▸ Activity
Copy every record below exactly.

╔══

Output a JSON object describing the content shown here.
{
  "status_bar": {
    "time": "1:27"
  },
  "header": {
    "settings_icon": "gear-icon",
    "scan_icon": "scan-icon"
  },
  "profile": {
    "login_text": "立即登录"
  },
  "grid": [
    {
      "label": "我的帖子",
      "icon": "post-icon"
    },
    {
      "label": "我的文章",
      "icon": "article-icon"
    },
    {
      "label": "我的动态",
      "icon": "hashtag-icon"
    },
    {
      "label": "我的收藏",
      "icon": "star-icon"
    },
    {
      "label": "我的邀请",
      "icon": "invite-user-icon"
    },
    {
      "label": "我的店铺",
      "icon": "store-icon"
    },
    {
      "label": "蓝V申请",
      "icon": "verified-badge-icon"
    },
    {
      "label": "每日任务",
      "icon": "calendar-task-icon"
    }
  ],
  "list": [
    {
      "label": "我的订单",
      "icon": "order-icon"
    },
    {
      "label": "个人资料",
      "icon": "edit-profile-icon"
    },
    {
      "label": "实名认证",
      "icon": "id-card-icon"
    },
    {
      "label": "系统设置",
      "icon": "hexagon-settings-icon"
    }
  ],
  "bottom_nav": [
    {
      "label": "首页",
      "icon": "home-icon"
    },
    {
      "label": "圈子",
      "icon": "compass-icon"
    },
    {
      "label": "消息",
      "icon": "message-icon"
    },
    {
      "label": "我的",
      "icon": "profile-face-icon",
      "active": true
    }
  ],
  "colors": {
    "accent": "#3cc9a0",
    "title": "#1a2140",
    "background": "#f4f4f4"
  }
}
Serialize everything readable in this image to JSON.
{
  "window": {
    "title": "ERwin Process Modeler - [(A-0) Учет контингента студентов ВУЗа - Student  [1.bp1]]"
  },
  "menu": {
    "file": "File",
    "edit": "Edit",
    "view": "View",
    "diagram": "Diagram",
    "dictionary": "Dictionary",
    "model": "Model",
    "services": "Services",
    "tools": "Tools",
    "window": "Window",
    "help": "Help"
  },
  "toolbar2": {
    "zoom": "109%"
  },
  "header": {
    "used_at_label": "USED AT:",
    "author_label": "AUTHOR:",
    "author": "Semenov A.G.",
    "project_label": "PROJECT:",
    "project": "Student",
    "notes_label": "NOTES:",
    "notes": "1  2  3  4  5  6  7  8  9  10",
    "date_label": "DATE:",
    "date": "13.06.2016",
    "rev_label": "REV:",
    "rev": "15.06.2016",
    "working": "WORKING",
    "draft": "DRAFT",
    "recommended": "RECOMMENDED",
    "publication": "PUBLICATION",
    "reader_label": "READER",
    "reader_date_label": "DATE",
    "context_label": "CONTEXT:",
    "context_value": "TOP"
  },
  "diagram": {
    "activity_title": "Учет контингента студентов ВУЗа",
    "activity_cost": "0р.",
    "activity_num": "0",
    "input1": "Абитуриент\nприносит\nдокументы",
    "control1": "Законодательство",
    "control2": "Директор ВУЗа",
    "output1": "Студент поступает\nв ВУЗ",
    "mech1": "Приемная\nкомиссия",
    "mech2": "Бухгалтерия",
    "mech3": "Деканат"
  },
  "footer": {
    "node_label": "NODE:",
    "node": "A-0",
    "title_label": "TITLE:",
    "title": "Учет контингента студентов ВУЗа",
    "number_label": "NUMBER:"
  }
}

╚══

▸ Solution for this problem
Output a JSON object describing the content shown here.
{
  "status_bar": {
    "time": "1:27"
  },
  "header": {
    "settings_icon": "gear-icon",
    "scan_icon": "scan-icon"
  },
  "profile": {
    "login_text": "立即登录"
  },
  "grid": [
    {
      "label": "我的帖子",
      "icon": "post-icon"
    },
    {
      "label": "我的文章",
      "icon": "article-icon"
    },
    {
      "label": "我的动态",
      "icon": "hashtag-icon"
    },
    {
      "label": "我的收藏",
      "icon": "star-icon"
    },
    {
      "label": "我的邀请",
      "icon": "invite-user-icon"
    },
    {
      "label": "我的店铺",
      "icon": "store-icon"
    },
    {
      "label": "蓝V申请",
      "icon": "verified-badge-icon"
    },
    {
      "label": "每日任务",
      "icon": "calendar-task-icon"
    }
  ],
  "list": [
    {
      "label": "我的订单",
      "icon": "order-icon"
    },
    {
      "label": "个人资料",
      "icon": "edit-profile-icon"
    },
    {
      "label": "实名认证",
      "icon": "id-card-icon"
    },
    {
      "label": "系统设置",
      "icon": "hexagon-settings-icon"
    }
  ],
  "bottom_nav": [
    {
      "label": "首页",
      "icon": "home-icon"
    },
    {
      "label": "圈子",
      "icon": "compass-icon"
    },
    {
      "label": "消息",
      "icon": "message-icon"
    },
    {
      "label": "我的",
      "icon": "profile-face-icon",
      "active": true
    }
  ],
  "colors": {
    "accent": "#3cc9a0",
    "title": "#1a2140",
    "background": "#f4f4f4"
  }
}
Serialize everything readable in this image to JSON.
{
  "window": {
    "title": "ERwin Process Modeler - [(A-0) Учет контингента студентов ВУЗа - Student  [1.bp1]]"
  },
  "menu": {
    "file": "File",
    "edit": "Edit",
    "view": "View",
    "diagram": "Diagram",
    "dictionary": "Dictionary",
    "model": "Model",
    "services": "Services",
    "tools": "Tools",
    "window": "Window",
    "help": "Help"
  },
  "toolbar2": {
    "zoom": "109%"
  },
  "header": {
    "used_at_label": "USED AT:",
    "author_label": "AUTHOR:",
    "author": "Semenov A.G.",
    "project_label": "PROJECT:",
    "project": "Student",
    "notes_label": "NOTES:",
    "notes": "1  2  3  4  5  6  7  8  9  10",
    "date_label": "DATE:",
    "date": "13.06.2016",
    "rev_label": "REV:",
    "rev": "15.06.2016",
    "working": "WORKING",
    "draft": "DRAFT",
    "recommended": "RECOMMENDED",
    "publication": "PUBLICATION",
    "reader_label": "READER",
    "reader_date_label": "DATE",
    "context_label": "CONTEXT:",
    "context_value": "TOP"
  },
  "diagram": {
    "activity_title": "Учет контингента студентов ВУЗа",
    "activity_cost": "0р.",
    "activity_num": "0",
    "input1": "Абитуриент\nприносит\nдокументы",
    "control1": "Законодательство",
    "control2": "Директор ВУЗа",
    "output1": "Студент поступает\nв ВУЗ",
    "mech1": "Приемная\nкомиссия",
    "mech2": "Бухгалтерия",
    "mech3": "Деканат"
  },
  "footer": {
    "node_label": "NODE:",
    "node": "A-0",
    "title_label": "TITLE:",
    "title": "Учет контингента студентов ВУЗа",
    "number_label": "NUMBER:"
  }
}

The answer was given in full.